• [WHAT THE TASK REQUIRES]:
Each line in the records below that has the word "захар" should be copied.

• [PROVIDED DATA]:
=== Section Start ===
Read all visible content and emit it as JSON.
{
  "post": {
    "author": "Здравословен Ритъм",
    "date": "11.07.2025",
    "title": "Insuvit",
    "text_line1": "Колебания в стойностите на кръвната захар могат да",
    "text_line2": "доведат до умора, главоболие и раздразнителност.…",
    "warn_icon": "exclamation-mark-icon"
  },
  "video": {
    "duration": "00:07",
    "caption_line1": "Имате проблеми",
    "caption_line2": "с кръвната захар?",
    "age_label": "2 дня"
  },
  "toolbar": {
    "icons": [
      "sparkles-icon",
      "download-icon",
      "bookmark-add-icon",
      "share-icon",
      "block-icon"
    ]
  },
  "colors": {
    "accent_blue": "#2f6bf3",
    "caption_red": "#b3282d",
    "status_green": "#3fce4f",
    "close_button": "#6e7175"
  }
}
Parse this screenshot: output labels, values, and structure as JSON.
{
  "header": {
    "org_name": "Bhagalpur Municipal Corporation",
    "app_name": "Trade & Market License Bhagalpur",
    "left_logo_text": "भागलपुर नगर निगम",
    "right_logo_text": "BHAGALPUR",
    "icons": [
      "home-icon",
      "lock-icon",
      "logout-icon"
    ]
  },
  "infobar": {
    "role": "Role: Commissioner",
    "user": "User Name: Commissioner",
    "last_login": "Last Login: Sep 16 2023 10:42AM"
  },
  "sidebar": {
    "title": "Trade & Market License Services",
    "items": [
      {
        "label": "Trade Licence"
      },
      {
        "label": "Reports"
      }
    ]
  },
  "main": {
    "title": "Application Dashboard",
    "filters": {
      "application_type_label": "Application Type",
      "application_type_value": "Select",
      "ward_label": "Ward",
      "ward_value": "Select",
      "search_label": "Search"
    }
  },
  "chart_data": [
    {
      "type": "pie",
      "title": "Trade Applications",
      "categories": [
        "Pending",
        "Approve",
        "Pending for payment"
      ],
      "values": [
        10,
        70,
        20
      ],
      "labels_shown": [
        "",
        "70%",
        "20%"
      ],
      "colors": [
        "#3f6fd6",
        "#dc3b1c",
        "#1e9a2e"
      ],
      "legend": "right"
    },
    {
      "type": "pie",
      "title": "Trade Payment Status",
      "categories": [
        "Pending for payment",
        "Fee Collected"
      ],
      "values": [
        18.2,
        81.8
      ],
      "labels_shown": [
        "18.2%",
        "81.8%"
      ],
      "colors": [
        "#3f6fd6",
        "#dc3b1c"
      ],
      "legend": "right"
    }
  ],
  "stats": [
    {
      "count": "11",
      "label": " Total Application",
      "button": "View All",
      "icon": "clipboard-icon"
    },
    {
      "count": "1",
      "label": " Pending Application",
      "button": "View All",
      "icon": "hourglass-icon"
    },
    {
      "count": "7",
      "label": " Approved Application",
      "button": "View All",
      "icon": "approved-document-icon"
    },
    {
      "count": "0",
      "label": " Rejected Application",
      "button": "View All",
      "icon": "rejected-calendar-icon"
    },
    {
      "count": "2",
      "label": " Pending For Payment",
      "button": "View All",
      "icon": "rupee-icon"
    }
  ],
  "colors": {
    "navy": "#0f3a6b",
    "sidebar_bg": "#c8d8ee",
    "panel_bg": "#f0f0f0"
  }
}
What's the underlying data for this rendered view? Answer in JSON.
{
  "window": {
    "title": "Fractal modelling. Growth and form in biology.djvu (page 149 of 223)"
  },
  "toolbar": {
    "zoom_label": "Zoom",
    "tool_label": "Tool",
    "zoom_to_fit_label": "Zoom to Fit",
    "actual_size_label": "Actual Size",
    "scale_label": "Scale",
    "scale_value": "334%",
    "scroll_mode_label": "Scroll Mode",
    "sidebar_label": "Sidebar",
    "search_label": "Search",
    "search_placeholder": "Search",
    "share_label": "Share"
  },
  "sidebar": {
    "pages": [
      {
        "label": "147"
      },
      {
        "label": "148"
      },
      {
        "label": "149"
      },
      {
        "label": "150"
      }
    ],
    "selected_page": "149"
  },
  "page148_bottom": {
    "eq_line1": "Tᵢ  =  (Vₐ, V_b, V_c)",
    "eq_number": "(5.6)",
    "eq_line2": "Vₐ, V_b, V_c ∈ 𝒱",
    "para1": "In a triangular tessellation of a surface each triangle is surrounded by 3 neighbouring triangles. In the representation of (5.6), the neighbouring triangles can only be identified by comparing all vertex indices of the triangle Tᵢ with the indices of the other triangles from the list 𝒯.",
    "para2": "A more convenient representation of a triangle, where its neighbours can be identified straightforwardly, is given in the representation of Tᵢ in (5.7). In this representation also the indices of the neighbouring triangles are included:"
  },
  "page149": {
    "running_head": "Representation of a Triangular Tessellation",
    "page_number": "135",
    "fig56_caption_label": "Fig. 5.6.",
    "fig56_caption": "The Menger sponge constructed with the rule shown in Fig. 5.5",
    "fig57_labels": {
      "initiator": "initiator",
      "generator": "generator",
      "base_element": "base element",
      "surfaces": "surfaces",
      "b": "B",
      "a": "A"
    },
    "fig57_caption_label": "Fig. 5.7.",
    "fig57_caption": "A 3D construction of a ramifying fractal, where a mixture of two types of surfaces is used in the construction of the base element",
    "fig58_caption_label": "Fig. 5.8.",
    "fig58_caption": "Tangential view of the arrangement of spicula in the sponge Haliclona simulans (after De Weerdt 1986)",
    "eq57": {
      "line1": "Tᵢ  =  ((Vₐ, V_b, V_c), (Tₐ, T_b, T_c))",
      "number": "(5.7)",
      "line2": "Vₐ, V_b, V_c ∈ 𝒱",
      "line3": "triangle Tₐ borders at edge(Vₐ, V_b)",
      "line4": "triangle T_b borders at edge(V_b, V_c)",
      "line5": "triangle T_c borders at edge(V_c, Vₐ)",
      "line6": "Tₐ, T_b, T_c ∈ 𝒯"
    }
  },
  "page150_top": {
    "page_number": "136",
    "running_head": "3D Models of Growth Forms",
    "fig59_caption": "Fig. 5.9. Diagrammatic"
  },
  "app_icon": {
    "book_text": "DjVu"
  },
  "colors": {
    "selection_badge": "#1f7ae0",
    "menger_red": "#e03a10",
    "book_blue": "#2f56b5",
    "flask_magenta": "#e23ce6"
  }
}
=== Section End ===
• [FINISHED EXERCISE]:
    "text_line1": "Колебания в стойностите на кръвната захар могат да",
    "caption_line2": "с кръвната захар?",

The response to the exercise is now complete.